▼

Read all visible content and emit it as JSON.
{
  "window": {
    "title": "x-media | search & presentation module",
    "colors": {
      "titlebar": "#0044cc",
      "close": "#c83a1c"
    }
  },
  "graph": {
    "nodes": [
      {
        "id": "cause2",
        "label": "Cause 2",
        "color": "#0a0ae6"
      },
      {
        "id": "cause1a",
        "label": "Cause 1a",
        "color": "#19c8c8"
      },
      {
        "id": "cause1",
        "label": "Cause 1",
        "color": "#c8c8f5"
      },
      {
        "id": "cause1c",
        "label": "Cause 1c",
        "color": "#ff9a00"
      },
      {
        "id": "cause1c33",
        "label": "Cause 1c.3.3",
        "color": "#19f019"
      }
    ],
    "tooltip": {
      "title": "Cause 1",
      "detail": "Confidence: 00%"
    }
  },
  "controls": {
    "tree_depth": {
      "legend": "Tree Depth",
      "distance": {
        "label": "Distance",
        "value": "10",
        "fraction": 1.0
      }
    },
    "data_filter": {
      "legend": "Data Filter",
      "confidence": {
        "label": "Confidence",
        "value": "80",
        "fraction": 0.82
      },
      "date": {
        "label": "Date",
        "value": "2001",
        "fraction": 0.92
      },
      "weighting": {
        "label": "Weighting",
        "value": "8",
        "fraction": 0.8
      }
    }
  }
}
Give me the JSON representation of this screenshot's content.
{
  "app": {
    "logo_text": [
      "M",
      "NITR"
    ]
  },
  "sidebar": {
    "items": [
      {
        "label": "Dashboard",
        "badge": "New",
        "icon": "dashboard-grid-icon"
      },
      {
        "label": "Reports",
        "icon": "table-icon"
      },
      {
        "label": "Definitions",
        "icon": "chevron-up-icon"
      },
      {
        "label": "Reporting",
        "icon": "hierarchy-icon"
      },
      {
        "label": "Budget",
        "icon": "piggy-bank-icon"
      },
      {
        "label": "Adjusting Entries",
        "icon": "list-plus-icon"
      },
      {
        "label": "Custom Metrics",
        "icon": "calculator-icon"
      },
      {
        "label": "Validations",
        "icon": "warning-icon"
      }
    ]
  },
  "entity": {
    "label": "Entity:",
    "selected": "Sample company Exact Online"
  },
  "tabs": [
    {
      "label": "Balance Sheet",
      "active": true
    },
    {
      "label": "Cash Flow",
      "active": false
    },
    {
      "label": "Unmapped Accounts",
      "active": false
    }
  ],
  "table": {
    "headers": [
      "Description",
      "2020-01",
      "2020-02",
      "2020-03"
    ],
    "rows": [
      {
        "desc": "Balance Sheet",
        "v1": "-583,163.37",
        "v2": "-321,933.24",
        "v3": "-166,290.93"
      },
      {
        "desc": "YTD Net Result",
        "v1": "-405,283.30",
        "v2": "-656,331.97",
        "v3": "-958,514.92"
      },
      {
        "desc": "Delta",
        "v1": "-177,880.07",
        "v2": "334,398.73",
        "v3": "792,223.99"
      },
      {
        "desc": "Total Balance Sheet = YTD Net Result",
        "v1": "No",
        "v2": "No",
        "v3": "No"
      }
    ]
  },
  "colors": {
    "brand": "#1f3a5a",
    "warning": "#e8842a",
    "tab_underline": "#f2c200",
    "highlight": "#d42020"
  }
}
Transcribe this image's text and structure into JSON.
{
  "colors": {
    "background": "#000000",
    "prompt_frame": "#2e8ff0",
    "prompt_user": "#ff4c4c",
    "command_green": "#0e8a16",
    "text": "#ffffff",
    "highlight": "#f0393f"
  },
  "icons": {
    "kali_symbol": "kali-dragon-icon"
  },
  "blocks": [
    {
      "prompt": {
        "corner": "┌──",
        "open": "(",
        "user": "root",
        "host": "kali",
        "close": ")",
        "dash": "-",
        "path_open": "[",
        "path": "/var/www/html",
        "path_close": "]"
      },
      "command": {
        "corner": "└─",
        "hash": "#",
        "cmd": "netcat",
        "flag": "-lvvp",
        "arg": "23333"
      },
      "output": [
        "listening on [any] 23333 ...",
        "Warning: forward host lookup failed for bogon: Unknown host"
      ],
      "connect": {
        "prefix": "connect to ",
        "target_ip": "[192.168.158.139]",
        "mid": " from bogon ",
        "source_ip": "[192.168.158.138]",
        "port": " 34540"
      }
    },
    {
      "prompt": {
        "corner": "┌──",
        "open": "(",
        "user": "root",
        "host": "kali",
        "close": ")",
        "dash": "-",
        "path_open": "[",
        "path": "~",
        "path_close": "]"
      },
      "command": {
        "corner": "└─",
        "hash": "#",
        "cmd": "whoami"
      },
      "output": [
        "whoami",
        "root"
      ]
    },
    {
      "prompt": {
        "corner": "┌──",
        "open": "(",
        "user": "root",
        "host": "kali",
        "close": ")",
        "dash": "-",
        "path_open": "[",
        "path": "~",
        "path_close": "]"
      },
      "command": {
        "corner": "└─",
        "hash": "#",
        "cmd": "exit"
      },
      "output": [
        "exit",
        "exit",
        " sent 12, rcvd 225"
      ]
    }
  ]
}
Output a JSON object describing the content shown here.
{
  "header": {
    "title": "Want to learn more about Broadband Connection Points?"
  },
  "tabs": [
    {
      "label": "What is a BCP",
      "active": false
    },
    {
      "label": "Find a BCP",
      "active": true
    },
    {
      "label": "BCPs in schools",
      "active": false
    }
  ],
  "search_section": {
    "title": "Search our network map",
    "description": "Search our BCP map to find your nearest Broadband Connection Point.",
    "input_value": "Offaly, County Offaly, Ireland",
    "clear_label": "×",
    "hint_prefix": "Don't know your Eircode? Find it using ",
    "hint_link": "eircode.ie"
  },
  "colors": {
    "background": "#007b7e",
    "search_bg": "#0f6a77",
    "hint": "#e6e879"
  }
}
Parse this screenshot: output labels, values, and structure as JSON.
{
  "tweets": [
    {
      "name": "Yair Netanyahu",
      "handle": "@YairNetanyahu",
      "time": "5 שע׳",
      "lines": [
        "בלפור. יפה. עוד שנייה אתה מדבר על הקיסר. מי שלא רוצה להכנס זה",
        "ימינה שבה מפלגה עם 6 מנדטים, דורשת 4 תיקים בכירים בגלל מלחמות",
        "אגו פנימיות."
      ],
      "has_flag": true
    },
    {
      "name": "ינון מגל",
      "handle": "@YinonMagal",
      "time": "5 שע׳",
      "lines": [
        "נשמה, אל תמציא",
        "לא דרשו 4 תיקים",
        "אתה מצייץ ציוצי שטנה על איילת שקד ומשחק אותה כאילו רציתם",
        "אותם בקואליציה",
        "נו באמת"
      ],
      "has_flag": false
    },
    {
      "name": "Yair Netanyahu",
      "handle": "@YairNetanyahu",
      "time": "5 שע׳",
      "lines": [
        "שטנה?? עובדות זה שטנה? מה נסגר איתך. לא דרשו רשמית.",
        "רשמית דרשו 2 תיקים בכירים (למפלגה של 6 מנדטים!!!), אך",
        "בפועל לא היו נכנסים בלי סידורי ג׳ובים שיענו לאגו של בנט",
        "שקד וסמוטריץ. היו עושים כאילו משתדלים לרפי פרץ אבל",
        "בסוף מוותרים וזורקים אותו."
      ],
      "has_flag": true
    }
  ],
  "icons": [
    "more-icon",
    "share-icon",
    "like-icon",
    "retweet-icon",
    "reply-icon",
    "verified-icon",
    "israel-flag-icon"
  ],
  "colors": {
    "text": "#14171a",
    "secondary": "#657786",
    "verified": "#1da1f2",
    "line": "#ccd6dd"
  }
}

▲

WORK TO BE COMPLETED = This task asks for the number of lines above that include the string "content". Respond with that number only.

RESPONSE BELOW = 3